## WHAT NEEDS TO BE DONE
In the listing below, which lines contain the string "meeting"? Copy them all.

## SOURCE MATERIAL

□ □ □ □

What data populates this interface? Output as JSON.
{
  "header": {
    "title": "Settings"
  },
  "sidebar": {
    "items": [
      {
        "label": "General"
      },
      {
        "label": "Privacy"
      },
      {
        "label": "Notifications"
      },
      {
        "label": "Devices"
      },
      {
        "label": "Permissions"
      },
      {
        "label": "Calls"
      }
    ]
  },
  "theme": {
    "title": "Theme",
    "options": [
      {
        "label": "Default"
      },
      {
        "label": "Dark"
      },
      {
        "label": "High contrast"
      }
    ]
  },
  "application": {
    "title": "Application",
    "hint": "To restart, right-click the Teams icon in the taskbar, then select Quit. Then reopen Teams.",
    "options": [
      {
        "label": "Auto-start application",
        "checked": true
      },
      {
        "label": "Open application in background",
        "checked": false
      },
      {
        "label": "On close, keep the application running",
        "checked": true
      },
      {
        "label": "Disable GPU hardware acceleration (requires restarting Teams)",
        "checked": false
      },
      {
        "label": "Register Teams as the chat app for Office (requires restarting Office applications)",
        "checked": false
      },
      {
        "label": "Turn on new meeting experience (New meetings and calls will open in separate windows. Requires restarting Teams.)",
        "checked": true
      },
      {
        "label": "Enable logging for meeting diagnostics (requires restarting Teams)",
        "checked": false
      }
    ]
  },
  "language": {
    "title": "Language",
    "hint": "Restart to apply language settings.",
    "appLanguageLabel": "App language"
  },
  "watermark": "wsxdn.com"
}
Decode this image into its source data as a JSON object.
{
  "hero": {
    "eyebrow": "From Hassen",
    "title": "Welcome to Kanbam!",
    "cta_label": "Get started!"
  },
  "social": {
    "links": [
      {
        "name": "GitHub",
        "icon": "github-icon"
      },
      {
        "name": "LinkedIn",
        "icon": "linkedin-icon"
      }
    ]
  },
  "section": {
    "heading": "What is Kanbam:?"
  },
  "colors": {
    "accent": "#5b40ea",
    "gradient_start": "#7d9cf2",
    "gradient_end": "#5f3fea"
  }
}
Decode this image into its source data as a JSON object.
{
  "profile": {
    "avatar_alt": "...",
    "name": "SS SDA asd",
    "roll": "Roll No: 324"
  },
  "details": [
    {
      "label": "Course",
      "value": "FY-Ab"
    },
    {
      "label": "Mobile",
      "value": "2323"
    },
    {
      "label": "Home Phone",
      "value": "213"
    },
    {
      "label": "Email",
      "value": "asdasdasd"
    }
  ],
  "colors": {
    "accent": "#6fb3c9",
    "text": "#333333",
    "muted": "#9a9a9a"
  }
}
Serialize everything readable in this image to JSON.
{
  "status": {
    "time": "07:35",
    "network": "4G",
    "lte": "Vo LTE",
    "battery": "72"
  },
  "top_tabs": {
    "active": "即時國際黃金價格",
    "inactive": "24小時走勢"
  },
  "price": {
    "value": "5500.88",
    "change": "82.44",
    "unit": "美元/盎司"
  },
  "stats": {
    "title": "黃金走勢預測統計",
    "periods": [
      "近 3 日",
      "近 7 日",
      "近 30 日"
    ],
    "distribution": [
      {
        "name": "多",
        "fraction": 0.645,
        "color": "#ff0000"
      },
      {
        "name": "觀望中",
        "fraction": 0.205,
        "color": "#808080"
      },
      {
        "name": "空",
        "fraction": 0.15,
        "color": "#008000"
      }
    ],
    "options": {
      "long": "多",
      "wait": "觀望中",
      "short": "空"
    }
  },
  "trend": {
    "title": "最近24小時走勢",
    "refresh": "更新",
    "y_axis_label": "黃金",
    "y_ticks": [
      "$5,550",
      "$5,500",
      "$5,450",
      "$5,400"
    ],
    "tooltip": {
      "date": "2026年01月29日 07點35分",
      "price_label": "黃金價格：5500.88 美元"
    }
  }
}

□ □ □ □

## OUTPUT OF THE TASK
        "label": "Turn on new meeting experience (New meetings and calls will open in separate windows. Requires restarting Teams.)",
        "label": "Enable logging for meeting diagnostics (requires restarting Teams)",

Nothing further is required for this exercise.